Commission of Investigation recommended in foster home controversy
A Commission of Investigation has been recommended into matters relating to the care of children in a foster home in the southeast.
Junior Health Minister Kathleen Lynch said she was recommending the measure to the Government with the support of Health Minister Leo Varadkar.
The announcement came after a meeting of both ministers with senior HSE officials today.
It is alleged children attending the foster home at the centre of the controversy were physically and sexually abused.
However, placements continued to be made even after health officials were made aware of abuse concerns.

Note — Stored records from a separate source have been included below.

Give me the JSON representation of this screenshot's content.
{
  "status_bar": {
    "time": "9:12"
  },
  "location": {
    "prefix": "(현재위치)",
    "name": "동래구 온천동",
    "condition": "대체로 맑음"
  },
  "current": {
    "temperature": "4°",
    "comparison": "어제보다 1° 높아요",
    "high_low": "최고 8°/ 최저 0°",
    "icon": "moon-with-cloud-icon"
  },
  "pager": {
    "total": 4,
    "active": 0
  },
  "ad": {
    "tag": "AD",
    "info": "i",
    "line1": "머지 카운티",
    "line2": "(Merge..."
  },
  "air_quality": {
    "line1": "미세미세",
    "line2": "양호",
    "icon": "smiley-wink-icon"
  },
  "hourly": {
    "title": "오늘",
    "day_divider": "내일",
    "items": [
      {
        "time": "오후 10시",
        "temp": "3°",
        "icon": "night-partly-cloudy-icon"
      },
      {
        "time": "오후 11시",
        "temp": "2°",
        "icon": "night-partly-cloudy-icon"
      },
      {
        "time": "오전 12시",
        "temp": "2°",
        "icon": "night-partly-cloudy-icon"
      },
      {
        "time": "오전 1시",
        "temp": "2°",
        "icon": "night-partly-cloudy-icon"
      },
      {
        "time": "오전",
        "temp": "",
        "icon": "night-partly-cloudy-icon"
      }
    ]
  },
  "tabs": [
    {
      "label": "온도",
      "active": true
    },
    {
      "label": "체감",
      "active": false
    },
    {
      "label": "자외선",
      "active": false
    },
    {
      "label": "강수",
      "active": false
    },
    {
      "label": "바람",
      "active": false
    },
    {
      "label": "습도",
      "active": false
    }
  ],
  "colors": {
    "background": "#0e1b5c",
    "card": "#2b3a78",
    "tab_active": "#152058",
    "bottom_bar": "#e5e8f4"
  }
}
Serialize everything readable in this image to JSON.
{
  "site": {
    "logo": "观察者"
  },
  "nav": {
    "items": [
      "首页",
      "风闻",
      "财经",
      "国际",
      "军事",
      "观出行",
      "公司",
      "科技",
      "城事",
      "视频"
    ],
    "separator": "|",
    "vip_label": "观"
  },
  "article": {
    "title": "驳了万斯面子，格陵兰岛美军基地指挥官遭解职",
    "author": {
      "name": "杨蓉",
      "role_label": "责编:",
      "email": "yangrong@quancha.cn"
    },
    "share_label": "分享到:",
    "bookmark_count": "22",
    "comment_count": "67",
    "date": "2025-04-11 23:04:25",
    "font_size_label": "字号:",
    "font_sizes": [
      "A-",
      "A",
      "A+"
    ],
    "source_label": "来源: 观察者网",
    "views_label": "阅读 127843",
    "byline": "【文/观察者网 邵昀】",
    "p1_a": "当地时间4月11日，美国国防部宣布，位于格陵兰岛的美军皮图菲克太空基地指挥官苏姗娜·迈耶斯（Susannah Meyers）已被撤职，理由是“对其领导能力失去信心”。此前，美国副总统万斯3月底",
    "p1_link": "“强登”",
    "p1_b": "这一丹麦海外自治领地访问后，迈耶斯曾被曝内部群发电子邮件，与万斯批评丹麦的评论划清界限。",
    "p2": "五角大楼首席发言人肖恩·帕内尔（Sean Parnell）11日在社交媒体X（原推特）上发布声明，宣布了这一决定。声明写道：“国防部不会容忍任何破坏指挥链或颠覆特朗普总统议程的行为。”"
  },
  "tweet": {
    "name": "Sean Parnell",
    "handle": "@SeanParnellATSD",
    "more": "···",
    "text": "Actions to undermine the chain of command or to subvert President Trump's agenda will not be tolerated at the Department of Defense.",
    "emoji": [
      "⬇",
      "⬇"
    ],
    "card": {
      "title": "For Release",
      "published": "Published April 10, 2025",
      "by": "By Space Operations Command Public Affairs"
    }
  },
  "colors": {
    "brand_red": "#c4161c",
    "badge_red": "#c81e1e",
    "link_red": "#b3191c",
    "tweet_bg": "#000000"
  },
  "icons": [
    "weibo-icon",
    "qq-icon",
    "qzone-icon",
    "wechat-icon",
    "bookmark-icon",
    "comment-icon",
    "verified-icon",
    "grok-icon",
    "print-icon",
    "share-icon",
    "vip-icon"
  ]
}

Some 47 children were placed there by the health services between 1983 and 1995.
One woman with profound intellectual disabilities, was allowed remain there for 20 years, is believed to have suffered severe neglect and sexual abuse.
“It is clear that there have been failures in protecting vulnerable people in our care,” said Ms Lynch.
“For a number of reasons, it has been difficult to establish the facts with certainty.
“This has been acknowledged and I am confident that through the Commission of Investigation we can resolve this.
“While this is very much in the public interest, it is also in the interest of those vulnerable people who are directly affected.”
Earlier, it emerged a senior garda had been tasked to examine allegations State employees may have acted in a criminal manner when placing vulnerable individuals with the foster family.
The examination was confirmed by Garda Commissioner Noirin O’Sullivan in a letter to the Dail Public Accounts Committee (PAC).
It is to be carried out by the Deputy Commissioner for Operations, John Twomey.
The move came after the PAC referred a report commissioned by the HSE to the commissioner.
Last week the PAC wrote to the commissioner, requesting an investigation into “the actions of State employees, which the committee believes may constitute potential criminal conduct, in placing vulnerable individuals with this foster family”.
It is claimed State employees allowed the placements despite “internal concerns raised by social workers and the receipt of information on the foster family from authorities in the UK”.
It is also claimed the State employees allowed vulnerable adults remain in the care of the foster family, despite being made aware of these concerns.